> **Required action**: Check every line of the material below for the string "Latitude", and return the ones that have it.

=== Excerpted data ===

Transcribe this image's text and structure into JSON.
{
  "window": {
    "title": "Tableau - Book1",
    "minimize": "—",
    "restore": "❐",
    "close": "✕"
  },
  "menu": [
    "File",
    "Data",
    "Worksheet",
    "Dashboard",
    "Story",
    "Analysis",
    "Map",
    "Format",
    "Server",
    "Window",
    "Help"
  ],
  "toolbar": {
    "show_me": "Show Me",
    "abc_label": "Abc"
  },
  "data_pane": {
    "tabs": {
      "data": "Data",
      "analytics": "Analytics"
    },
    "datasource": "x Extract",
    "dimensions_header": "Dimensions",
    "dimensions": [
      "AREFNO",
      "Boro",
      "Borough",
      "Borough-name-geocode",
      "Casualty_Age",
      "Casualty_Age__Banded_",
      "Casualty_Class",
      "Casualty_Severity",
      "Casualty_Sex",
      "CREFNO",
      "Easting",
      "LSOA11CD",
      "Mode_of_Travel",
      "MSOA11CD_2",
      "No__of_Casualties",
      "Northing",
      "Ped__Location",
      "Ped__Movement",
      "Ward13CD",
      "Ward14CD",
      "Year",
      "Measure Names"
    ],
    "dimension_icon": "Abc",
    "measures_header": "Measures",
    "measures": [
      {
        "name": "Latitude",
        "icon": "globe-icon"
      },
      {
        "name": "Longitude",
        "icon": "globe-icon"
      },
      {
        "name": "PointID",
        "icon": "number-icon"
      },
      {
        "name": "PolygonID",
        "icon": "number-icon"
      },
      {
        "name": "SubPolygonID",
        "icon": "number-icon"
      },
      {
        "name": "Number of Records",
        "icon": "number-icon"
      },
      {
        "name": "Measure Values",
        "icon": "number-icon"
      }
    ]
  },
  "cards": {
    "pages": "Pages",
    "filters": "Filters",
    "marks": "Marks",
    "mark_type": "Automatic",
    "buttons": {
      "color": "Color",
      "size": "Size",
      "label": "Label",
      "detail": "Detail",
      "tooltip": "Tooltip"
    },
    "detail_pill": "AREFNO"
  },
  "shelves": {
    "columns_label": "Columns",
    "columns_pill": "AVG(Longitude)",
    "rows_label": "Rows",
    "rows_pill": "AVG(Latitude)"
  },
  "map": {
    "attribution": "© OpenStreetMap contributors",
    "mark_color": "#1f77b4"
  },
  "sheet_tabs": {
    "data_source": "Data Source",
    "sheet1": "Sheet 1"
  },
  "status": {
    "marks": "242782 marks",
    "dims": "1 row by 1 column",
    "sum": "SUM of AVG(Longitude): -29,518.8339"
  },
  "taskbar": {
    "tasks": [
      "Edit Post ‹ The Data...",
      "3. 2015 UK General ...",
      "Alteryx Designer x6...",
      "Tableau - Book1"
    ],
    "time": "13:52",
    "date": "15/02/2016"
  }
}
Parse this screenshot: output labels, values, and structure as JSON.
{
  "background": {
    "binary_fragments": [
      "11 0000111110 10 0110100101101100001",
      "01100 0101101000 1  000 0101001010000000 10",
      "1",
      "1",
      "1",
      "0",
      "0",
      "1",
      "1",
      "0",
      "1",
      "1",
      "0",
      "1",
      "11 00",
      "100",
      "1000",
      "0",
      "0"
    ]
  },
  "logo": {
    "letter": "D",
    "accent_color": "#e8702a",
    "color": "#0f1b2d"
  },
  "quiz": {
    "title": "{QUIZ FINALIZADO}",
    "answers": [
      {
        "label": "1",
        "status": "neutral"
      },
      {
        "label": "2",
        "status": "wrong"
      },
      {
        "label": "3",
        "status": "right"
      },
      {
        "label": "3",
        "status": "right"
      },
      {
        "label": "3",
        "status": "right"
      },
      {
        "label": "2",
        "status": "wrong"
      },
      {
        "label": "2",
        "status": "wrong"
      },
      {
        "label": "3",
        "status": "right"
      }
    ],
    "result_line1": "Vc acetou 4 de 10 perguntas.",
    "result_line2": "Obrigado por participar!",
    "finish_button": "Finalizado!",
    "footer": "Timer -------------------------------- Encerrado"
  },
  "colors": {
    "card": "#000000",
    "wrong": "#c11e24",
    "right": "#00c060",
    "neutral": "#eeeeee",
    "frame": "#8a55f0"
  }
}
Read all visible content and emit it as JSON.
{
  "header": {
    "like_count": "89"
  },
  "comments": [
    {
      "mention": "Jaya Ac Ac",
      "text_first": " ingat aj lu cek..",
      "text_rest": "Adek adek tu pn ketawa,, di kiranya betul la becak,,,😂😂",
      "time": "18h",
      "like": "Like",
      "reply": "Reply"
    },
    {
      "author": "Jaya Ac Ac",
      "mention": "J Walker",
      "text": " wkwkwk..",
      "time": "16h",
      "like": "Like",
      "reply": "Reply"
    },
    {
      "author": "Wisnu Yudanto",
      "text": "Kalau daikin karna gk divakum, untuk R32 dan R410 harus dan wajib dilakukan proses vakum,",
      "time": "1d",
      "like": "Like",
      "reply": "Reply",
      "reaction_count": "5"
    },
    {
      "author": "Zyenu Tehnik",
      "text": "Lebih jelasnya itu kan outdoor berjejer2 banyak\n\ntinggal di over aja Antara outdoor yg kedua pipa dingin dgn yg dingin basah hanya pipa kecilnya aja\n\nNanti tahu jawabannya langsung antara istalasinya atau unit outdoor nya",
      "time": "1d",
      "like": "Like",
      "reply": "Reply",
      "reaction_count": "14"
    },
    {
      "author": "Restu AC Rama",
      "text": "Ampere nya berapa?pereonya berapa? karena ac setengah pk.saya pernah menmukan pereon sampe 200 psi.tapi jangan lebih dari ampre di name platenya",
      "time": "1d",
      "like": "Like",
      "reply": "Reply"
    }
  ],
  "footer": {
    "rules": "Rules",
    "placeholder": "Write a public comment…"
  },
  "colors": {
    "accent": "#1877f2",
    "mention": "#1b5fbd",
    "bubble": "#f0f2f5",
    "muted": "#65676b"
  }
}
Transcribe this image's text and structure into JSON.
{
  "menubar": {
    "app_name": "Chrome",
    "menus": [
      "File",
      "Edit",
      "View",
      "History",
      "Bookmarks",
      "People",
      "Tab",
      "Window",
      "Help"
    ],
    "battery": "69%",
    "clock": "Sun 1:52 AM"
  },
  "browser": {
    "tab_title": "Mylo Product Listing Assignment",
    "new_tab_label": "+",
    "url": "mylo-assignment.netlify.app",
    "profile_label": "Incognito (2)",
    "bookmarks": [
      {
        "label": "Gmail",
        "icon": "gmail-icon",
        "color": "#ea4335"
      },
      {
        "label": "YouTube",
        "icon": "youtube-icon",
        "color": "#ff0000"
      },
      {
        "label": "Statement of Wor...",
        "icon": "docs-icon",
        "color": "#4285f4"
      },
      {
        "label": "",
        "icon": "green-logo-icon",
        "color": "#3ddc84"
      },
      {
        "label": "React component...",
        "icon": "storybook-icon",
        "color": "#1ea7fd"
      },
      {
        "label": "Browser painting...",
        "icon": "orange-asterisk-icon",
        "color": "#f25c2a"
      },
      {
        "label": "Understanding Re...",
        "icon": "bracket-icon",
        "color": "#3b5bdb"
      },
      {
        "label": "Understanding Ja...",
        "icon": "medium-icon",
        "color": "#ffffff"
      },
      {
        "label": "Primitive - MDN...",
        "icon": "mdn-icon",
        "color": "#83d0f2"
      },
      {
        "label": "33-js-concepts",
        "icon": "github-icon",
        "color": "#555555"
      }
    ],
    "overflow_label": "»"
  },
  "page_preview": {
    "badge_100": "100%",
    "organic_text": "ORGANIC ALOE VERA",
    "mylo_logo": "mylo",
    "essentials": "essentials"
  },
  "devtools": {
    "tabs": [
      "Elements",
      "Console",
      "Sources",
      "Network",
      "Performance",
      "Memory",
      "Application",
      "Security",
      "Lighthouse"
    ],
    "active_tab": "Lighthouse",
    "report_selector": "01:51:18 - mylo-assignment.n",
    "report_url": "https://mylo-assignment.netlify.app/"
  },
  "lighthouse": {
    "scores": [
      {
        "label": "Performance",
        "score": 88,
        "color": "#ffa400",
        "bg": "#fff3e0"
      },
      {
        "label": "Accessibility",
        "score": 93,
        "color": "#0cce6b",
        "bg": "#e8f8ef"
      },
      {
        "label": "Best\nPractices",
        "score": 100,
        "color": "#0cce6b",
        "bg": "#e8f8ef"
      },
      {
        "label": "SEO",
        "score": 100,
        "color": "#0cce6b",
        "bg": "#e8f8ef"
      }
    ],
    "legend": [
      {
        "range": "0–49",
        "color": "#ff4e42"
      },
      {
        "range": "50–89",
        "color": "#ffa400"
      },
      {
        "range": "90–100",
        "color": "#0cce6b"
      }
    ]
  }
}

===

> **Task result**:
        "name": "Latitude",
    "rows_pill": "AVG(Latitude)"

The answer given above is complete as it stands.